***** Data extract
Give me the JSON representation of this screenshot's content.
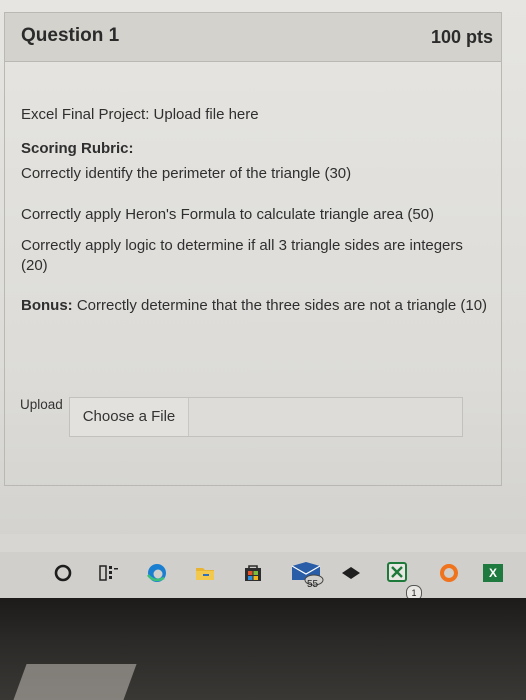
{
  "question": {
    "title": "Question 1",
    "points": "100 pts",
    "prompt": "Excel Final Project: Upload file here",
    "rubric_heading": "Scoring Rubric:",
    "rubric_items": [
      "Correctly identify the perimeter of the triangle (30)",
      "Correctly apply Heron's Formula to calculate triangle area (50)",
      "Correctly apply logic to determine if all 3 triangle sides are integers (20)"
    ],
    "bonus_label": "Bonus:",
    "bonus_text": " Correctly determine that the three sides are not a triangle (10)"
  },
  "upload": {
    "label": "Upload",
    "button_label": "Choose a File"
  },
  "taskbar": {
    "icons": [
      "search-circle-icon",
      "task-view-icon",
      "edge-icon",
      "file-explorer-icon",
      "store-icon",
      "mail-icon",
      "network-icon",
      "xbox-icon",
      "origin-icon",
      "excel-icon"
    ],
    "badge_55": "55",
    "badge_1": "1",
    "excel_letter": "X"
  },
  "colors": {
    "edge_blue": "#1b7fd1",
    "origin_orange": "#f0731e",
    "excel_green": "#1f7a3f",
    "store_green": "#3a7d2e"
  }
}
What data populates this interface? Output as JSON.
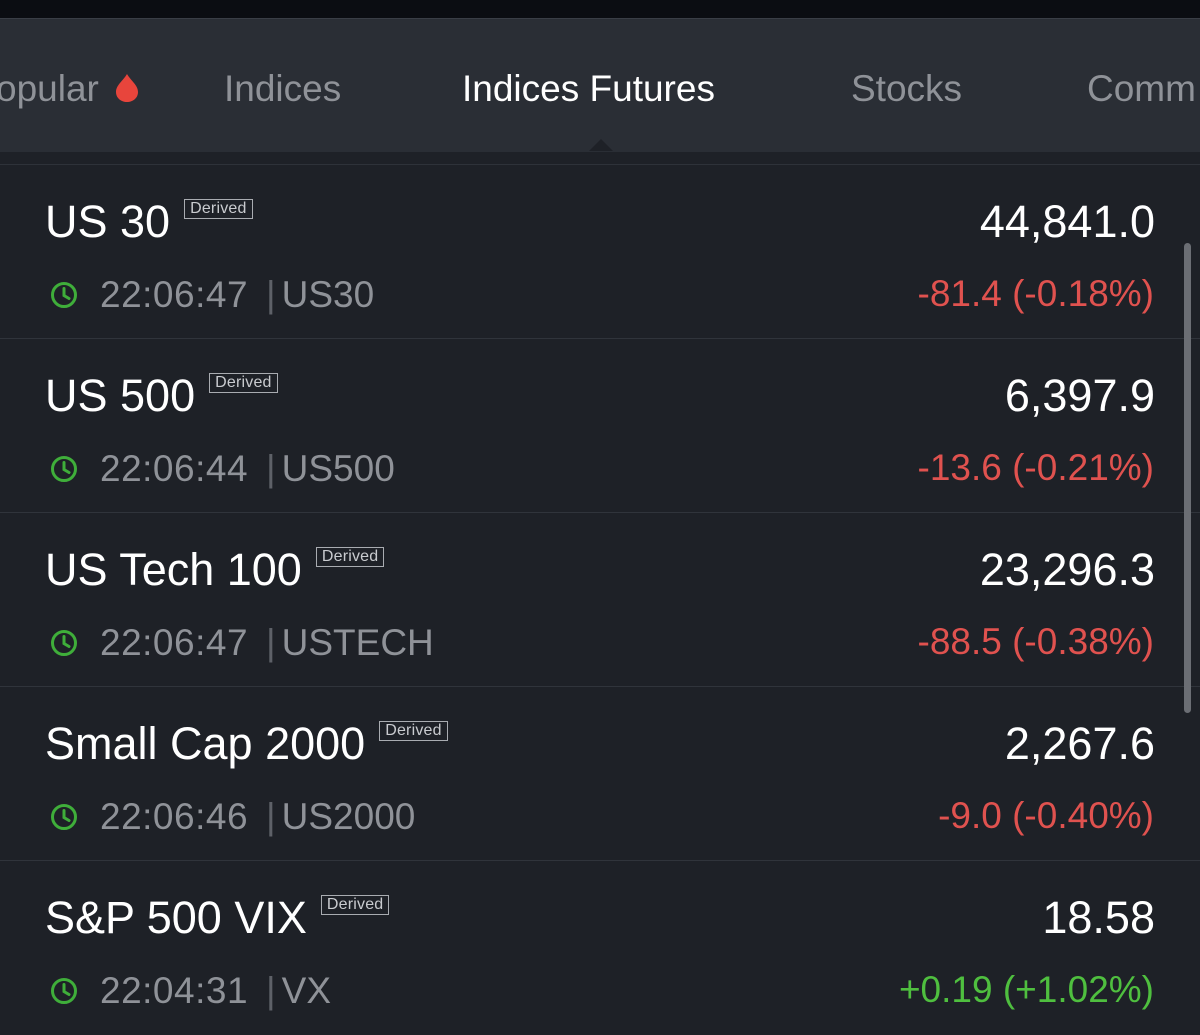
{
  "tabs": [
    {
      "label": "opular",
      "active": false,
      "hot": true
    },
    {
      "label": "Indices",
      "active": false
    },
    {
      "label": "Indices Futures",
      "active": true
    },
    {
      "label": "Stocks",
      "active": false
    },
    {
      "label": "Comm",
      "active": false
    }
  ],
  "colors": {
    "background": "#1e2127",
    "tabbar": "#2a2e35",
    "negative": "#e0524f",
    "positive": "#4fbf3f",
    "clock": "#3fae3a",
    "hot_dot": "#e8453c"
  },
  "icons": {
    "clock": "clock-icon",
    "hot": "hot-drop-icon"
  },
  "rows": [
    {
      "name": "US 30",
      "badge": "Derived",
      "time": "22:06:47",
      "separator": "|",
      "symbol": "US30",
      "price": "44,841.0",
      "change": "-81.4 (-0.18%)",
      "direction": "down"
    },
    {
      "name": "US 500",
      "badge": "Derived",
      "time": "22:06:44",
      "separator": "|",
      "symbol": "US500",
      "price": "6,397.9",
      "change": "-13.6 (-0.21%)",
      "direction": "down"
    },
    {
      "name": "US Tech 100",
      "badge": "Derived",
      "time": "22:06:47",
      "separator": "|",
      "symbol": "USTECH",
      "price": "23,296.3",
      "change": "-88.5 (-0.38%)",
      "direction": "down"
    },
    {
      "name": "Small Cap 2000",
      "badge": "Derived",
      "time": "22:06:46",
      "separator": "|",
      "symbol": "US2000",
      "price": "2,267.6",
      "change": "-9.0 (-0.40%)",
      "direction": "down"
    },
    {
      "name": "S&P 500 VIX",
      "badge": "Derived",
      "time": "22:04:31",
      "separator": "|",
      "symbol": "VX",
      "price": "18.58",
      "change": "+0.19 (+1.02%)",
      "direction": "up"
    }
  ]
}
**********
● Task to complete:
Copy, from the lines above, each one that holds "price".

● Reply to the task:
      "price": "44,841.0",
      "price": "6,397.9",
      "price": "23,296.3",
      "price": "2,267.6",
      "price": "18.58",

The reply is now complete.